Brendan Kearns, a county commissioner and Solid Waste District board member, has monitored the situation and understands the added pressure on the center, with the ISU center closed for now.
People who regularly take recyclables to ISU will notice differences at the Solid Waste District site. When ISU is open, it accepts glass bottles, for example; the district site doesn’t. Also, recyclables taken to ISU had to be sorted; the Solid Waste District site is single-stream recycling (unsorted).

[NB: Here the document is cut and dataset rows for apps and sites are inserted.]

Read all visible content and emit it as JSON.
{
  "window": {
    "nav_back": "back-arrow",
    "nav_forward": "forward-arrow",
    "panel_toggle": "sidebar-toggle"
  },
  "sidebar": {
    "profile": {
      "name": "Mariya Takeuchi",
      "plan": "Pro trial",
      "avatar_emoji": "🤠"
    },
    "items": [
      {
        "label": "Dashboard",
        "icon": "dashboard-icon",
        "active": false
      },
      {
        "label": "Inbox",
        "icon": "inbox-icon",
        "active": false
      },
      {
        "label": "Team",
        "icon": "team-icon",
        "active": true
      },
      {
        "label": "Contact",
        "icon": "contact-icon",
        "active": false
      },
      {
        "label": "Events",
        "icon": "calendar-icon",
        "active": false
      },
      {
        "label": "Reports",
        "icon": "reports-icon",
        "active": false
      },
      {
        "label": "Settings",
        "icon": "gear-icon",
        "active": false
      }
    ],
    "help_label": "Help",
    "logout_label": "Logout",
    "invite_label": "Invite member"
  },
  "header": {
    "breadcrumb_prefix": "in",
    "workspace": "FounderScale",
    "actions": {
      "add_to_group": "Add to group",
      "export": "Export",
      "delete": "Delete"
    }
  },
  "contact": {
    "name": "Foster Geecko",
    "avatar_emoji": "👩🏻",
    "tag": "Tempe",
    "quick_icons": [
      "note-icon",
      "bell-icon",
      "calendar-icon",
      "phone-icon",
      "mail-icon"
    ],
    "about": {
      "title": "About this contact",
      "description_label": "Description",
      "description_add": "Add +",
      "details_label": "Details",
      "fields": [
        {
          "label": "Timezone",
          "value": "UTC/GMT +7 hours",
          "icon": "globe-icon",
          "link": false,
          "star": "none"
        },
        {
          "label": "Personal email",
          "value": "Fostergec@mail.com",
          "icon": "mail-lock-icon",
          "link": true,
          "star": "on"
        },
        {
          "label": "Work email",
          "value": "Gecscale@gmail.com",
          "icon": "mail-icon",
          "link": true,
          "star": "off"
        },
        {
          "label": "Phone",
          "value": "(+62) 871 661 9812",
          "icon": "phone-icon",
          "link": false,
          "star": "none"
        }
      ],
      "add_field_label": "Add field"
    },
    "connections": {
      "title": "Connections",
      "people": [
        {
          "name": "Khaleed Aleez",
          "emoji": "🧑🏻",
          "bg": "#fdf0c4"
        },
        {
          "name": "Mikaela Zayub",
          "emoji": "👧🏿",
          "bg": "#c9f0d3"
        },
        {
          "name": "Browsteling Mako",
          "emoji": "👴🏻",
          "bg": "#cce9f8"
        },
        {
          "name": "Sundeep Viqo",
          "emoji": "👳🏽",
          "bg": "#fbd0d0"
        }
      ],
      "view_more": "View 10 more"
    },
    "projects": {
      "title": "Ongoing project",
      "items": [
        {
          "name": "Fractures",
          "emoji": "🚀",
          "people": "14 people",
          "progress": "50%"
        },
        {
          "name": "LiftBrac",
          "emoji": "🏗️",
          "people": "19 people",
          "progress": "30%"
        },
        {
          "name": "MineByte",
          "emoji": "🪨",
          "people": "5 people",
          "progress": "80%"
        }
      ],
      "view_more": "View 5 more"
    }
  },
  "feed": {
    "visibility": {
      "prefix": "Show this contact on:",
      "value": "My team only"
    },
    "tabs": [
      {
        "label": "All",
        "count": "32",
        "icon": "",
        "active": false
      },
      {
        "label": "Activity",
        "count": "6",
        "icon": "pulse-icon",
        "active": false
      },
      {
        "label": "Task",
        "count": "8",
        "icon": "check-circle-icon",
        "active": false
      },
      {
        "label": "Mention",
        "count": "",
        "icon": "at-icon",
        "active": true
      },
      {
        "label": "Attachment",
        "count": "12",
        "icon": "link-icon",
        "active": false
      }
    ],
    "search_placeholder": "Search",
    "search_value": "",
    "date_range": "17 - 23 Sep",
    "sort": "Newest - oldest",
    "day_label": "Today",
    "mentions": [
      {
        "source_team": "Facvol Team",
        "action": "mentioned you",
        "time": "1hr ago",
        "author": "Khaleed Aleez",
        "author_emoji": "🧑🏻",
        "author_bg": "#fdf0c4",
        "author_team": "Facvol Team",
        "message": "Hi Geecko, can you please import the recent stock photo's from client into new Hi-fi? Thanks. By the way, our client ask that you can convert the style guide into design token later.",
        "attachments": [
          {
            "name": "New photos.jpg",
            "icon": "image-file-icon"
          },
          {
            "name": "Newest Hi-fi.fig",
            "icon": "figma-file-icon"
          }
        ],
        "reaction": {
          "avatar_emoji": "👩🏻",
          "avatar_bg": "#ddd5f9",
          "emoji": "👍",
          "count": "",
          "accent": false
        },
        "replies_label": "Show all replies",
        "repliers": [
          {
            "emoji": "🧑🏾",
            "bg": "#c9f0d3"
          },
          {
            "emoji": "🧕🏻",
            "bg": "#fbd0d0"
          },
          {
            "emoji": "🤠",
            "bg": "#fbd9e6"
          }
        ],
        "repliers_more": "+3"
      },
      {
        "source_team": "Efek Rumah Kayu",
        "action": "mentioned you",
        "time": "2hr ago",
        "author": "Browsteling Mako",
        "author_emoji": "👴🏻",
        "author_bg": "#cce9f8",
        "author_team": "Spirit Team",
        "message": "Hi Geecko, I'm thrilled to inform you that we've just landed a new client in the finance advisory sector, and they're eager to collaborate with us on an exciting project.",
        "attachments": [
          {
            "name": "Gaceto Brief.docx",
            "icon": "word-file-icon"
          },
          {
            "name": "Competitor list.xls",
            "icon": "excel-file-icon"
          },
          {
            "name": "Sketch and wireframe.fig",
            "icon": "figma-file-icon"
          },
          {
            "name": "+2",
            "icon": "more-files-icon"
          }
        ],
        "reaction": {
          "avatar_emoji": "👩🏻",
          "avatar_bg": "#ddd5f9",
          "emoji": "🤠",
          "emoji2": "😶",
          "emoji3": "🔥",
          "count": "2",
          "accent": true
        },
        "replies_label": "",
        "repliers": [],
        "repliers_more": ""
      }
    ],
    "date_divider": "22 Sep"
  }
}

Part of the increased volume of drop-offs at the Solid Waste District center comes from an uptick in people ordering carryout meals during the pandemic, Kearns said. The plastic and aluminum containers for those meals add up in the center’s bins. And, residents need to wash and dry them thoroughly before dropping them off.
“They have to be completely clean in order to be considered a viable item” to be recycled, Kearns said.
Such containers can be repurposed at home. Kearns said his family uses the restaurant pans as seed-starter containers.
Kearns suggests residents call the Solid Waste District office (812-231-4451) before driving to drop off recyclables, just to make sure the center’s bins aren’t already full that day.
The district’s township cleanups help the process, too. A cleanup in Prairieton for township residents last Saturday collected 450 pounds of recyclables, as well as refuse in a separate dumpster, Kinney said.
The township cleanup program also reduces persistent illegal dumping on the county’s roadsides, bridge embankments and wooded areas. “Those efforts help tremendously,” Kearns said.
Responsible recycling and waste disposal practices are important for the community, especially in this unsettled time. Patience doesn’t hurt, either.
Mark Bennett can be reached at 812-231-4377 or firstname.lastname@example.org.